▸ TASK:
Gather each line of the records where "icon" appears.

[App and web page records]
Segment Open

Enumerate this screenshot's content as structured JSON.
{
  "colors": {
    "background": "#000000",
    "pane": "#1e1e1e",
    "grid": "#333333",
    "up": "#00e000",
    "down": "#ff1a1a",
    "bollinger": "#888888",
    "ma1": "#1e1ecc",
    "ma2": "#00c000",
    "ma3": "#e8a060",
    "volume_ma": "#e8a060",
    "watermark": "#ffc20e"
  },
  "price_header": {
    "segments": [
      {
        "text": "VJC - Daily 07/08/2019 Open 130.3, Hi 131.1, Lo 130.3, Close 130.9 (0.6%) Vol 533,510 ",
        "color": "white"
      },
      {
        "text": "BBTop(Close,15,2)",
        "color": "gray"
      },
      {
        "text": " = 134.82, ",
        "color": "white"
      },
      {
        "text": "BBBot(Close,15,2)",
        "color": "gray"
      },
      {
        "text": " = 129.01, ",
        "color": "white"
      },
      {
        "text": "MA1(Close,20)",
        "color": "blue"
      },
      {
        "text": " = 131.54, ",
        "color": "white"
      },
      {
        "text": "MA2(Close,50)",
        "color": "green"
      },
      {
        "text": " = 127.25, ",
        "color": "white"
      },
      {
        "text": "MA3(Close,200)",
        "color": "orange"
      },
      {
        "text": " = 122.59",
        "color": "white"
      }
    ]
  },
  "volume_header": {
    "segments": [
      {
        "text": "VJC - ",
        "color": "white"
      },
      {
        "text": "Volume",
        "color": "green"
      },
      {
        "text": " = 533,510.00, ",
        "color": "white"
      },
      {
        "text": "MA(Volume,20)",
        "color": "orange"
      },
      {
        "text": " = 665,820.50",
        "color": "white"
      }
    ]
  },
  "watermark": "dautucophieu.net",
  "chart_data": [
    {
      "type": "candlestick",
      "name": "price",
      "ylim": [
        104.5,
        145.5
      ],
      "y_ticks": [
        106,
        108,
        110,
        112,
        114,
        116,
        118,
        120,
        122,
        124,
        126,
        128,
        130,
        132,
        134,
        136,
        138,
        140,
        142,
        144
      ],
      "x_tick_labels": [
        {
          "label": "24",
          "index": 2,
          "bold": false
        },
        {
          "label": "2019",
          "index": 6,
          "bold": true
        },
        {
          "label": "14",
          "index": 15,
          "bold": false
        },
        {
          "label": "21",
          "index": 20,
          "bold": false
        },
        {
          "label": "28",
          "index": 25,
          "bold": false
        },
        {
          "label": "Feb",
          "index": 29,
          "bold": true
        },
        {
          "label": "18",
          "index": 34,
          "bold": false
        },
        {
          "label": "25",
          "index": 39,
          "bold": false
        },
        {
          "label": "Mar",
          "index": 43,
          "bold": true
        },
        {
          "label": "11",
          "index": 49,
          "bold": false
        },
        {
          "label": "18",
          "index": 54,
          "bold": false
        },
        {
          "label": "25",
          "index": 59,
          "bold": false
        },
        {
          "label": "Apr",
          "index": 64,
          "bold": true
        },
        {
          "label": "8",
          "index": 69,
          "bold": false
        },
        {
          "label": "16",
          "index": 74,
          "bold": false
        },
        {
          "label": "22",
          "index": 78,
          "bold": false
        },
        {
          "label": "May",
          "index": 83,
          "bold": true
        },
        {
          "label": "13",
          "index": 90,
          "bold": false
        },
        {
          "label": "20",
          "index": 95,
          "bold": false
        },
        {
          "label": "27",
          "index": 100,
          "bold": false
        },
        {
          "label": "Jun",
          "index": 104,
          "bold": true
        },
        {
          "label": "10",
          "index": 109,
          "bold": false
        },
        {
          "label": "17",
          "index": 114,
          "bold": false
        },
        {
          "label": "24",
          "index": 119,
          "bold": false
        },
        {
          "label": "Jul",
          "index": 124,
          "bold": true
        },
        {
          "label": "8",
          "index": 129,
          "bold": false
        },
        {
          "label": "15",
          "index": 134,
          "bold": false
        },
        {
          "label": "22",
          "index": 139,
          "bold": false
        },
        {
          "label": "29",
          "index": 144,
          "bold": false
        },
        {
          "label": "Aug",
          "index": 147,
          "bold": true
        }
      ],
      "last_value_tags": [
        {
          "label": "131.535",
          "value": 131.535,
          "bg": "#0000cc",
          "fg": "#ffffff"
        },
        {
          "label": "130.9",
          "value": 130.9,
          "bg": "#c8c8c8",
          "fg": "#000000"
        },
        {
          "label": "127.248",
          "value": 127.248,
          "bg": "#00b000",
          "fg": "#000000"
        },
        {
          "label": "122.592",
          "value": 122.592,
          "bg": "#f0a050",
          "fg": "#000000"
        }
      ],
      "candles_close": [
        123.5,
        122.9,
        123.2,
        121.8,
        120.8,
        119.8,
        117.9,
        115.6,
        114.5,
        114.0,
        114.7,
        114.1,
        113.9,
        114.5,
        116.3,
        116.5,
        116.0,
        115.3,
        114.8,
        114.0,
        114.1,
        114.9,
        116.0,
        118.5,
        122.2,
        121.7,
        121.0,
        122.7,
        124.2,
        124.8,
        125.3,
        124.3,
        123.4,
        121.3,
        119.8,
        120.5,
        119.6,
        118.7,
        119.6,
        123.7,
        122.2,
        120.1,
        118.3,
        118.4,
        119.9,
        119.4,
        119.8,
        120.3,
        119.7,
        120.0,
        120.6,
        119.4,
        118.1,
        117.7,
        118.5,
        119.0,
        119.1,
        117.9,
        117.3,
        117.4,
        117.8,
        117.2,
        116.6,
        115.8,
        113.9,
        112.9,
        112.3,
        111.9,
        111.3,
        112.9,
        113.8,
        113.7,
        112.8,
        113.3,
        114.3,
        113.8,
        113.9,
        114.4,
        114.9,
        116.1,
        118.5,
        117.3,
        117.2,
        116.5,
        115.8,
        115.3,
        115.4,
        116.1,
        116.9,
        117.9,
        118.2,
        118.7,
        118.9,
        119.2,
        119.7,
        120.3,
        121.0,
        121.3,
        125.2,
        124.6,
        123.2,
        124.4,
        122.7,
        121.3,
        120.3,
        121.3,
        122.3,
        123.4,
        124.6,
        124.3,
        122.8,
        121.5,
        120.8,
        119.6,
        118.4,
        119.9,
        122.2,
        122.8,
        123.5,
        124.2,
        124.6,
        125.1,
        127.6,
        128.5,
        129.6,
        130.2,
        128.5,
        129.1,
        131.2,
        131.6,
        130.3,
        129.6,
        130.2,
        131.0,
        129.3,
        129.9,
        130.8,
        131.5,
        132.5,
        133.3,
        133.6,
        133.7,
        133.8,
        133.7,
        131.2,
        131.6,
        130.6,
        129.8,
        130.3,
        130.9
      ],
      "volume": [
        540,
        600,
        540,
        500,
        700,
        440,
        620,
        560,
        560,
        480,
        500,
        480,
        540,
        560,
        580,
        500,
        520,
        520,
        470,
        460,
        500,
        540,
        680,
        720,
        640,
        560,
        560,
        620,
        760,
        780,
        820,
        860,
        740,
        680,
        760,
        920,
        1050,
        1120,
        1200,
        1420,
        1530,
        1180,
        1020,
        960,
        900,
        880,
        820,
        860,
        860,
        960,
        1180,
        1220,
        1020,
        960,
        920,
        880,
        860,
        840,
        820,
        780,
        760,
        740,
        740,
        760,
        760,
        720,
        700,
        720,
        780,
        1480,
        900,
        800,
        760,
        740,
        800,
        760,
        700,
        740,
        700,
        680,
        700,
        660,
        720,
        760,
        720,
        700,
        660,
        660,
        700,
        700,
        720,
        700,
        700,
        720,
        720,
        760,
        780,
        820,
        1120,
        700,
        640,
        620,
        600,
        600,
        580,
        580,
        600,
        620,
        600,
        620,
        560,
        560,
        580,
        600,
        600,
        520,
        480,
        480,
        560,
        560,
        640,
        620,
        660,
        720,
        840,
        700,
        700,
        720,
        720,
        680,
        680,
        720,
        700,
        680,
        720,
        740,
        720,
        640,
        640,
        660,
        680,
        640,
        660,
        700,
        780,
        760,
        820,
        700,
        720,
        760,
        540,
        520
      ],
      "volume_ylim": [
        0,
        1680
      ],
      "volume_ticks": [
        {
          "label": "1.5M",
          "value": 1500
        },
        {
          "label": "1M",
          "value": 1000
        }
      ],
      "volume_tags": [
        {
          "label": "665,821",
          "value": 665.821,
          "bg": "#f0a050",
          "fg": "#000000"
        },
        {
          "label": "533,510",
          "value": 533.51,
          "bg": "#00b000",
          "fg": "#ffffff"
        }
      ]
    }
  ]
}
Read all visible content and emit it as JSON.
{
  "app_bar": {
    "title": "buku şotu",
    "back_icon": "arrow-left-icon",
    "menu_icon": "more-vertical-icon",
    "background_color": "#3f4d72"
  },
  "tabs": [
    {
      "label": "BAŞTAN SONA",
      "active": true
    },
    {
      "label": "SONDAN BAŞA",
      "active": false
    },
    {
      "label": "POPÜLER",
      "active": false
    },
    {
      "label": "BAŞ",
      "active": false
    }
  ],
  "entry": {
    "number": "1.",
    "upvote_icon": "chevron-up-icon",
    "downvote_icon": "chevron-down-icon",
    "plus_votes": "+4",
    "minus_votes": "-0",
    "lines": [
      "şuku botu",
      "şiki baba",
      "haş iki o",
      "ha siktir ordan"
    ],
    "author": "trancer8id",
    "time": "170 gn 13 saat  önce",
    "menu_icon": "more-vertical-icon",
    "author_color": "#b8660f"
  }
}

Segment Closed

▸ THE COMPLETED TASK:
    "back_icon": "arrow-left-icon",
    "menu_icon": "more-vertical-icon",
    "upvote_icon": "chevron-up-icon",
    "downvote_icon": "chevron-down-icon",
    "menu_icon": "more-vertical-icon",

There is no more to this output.